= WORK TASK =
Scan the entries that follow and give only the number of lines containing "JSON".

Excerpts from a dataset:
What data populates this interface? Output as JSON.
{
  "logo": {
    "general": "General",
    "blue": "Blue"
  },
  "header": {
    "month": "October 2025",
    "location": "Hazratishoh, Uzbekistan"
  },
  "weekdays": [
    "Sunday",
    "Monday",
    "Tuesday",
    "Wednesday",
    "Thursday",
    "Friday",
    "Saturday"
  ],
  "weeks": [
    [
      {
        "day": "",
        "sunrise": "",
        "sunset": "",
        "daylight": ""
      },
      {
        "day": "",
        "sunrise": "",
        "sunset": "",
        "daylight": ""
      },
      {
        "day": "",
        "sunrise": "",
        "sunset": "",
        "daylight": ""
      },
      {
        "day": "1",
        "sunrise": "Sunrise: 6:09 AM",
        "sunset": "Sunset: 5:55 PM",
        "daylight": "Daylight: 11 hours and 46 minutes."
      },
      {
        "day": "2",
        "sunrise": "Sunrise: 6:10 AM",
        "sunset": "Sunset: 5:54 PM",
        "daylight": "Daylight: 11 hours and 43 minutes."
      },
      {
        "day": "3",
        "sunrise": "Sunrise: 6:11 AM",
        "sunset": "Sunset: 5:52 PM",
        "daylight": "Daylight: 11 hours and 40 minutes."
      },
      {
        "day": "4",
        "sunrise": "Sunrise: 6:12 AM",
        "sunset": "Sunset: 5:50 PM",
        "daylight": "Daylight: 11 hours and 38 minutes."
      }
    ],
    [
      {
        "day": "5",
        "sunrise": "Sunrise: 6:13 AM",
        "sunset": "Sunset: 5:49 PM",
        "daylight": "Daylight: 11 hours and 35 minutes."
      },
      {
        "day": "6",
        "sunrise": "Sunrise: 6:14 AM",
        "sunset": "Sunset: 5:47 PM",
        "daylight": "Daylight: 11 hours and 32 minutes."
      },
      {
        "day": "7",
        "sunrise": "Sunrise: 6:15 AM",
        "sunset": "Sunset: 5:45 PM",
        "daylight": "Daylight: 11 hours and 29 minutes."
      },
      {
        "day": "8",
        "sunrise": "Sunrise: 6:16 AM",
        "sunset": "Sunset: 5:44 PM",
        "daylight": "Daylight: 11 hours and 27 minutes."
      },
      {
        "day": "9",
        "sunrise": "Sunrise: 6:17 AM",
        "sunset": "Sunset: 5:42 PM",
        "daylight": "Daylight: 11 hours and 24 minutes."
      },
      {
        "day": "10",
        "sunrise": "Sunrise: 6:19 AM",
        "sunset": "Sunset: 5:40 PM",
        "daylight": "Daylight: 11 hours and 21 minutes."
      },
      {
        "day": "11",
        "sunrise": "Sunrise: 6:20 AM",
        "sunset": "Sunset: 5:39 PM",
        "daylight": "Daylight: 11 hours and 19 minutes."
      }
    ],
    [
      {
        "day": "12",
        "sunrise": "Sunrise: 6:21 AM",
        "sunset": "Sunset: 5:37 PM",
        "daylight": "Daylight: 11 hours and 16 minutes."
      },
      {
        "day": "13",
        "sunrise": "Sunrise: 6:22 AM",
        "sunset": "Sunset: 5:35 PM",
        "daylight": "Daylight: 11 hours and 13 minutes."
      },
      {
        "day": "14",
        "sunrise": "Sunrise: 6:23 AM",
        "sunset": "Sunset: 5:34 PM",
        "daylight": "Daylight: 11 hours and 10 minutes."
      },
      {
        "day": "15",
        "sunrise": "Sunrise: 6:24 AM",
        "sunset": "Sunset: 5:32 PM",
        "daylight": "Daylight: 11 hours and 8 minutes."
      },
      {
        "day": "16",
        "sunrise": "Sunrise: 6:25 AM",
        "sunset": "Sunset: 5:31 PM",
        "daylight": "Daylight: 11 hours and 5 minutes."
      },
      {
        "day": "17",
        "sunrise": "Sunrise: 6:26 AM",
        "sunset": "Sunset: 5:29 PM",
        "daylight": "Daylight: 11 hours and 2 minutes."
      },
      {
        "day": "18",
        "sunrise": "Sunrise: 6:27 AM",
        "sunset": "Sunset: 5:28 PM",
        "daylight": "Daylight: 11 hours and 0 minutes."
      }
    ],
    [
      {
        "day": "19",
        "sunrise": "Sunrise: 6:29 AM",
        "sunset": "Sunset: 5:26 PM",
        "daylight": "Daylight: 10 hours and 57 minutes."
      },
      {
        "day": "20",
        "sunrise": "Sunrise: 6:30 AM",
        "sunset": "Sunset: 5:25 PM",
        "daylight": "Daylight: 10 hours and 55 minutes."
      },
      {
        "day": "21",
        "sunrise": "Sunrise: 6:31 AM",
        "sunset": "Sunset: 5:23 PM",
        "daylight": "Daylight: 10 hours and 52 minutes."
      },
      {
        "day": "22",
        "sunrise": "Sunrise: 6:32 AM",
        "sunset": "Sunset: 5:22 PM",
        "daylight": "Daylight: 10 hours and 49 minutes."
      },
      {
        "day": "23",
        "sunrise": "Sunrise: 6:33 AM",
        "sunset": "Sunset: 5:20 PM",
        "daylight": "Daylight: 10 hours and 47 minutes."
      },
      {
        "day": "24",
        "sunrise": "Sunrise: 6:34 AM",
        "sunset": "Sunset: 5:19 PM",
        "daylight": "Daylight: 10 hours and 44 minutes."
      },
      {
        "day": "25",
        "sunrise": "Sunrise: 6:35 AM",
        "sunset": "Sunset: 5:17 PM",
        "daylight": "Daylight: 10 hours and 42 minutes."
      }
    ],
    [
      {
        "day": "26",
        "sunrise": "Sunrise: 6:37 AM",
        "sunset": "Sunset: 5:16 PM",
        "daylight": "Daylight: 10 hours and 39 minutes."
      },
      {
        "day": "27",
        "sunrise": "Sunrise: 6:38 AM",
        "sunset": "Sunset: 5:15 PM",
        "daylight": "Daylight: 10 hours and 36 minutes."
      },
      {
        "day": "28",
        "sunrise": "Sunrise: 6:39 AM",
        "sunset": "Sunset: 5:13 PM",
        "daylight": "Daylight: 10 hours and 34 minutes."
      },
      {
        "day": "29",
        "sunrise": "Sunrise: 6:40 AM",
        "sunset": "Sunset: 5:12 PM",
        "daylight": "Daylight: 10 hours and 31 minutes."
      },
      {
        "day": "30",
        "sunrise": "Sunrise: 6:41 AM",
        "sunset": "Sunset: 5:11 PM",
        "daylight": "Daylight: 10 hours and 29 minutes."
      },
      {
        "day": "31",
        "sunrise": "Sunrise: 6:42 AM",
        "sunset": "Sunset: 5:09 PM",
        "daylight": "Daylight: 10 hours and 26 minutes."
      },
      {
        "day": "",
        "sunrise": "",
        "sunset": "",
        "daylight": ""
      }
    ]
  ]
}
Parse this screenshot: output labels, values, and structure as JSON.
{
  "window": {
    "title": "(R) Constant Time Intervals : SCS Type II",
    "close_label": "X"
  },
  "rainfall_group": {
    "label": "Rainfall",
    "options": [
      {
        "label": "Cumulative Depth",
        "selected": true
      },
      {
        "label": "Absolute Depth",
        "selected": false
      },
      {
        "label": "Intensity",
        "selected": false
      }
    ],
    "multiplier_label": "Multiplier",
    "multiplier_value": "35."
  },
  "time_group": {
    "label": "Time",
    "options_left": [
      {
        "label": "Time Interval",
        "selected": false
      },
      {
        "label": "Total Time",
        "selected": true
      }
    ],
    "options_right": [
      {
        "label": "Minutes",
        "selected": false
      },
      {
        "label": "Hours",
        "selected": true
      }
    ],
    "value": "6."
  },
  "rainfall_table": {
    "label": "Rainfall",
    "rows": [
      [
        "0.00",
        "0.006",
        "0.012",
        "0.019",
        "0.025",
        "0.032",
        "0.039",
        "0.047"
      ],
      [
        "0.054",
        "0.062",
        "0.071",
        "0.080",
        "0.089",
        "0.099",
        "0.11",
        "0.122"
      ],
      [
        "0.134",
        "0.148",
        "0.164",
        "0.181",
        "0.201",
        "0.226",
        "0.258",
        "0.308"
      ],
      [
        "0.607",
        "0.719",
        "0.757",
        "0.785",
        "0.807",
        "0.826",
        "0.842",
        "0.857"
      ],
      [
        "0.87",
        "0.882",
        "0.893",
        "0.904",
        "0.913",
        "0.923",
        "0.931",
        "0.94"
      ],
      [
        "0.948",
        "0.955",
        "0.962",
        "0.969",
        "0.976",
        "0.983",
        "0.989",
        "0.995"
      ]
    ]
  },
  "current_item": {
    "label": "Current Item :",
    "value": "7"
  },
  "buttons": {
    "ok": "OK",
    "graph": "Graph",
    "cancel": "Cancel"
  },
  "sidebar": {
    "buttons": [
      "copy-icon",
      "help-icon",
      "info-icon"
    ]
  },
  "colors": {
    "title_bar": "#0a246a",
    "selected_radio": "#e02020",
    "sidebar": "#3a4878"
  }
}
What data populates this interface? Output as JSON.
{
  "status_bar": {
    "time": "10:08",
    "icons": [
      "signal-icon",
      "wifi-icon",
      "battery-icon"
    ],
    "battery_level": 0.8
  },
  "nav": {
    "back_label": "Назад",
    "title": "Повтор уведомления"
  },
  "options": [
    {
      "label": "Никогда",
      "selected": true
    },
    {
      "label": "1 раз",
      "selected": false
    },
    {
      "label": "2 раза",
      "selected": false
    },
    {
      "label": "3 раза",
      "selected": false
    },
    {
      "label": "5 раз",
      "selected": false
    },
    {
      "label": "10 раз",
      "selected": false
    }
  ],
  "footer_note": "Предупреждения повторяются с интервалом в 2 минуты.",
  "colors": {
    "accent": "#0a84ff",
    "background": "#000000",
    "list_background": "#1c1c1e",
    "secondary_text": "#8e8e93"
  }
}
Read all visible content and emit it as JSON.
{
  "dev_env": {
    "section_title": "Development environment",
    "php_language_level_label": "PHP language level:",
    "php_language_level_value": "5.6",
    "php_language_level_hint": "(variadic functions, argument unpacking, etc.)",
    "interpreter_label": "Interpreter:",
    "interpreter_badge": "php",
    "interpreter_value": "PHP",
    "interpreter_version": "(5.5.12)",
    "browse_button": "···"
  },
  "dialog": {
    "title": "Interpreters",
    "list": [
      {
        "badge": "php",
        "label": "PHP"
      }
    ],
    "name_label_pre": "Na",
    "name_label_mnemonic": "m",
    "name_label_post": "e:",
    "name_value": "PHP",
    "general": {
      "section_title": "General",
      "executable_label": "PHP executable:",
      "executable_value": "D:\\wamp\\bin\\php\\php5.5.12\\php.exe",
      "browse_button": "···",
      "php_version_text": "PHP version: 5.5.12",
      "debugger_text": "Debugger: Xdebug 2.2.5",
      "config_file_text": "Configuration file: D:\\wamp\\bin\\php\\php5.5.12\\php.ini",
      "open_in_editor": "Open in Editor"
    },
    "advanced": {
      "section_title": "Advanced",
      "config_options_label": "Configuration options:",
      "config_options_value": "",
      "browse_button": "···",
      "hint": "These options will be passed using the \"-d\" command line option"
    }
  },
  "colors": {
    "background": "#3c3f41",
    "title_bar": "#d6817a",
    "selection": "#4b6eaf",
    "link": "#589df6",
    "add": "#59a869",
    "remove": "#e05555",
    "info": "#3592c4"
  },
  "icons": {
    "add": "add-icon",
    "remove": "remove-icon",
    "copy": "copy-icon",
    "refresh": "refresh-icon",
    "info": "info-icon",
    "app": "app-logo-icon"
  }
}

= WRITTEN ANSWER =
4